● **Problem to work on**
Looking at the data below, state how many lines contain "text". No other words are wanted.

● **Given information**
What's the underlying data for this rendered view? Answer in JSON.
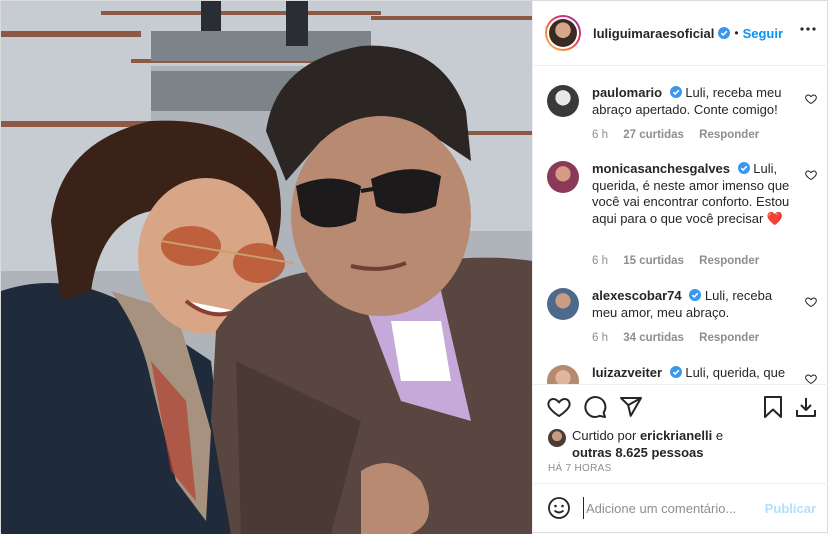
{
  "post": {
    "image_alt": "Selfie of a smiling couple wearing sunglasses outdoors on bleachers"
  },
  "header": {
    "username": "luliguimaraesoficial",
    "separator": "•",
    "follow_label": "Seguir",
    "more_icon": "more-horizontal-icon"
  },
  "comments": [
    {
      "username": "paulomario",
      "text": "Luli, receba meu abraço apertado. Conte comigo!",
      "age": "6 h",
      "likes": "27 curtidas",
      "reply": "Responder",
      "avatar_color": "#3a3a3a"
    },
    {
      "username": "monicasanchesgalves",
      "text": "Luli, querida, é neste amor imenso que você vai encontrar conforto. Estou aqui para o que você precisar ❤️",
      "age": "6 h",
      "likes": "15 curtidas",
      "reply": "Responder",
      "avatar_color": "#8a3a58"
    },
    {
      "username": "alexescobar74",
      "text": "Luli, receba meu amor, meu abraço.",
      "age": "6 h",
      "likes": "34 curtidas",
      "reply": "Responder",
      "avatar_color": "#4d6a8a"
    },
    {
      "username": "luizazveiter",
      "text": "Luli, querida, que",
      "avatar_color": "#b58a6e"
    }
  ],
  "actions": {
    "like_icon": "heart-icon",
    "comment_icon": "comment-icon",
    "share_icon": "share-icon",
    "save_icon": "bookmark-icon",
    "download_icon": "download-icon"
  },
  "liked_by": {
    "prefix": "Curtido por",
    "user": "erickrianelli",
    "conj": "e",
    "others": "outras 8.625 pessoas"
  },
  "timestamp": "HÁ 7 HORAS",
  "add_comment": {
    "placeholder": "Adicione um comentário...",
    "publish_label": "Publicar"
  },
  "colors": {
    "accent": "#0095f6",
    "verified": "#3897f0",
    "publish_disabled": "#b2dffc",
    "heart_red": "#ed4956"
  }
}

● **Response box**
4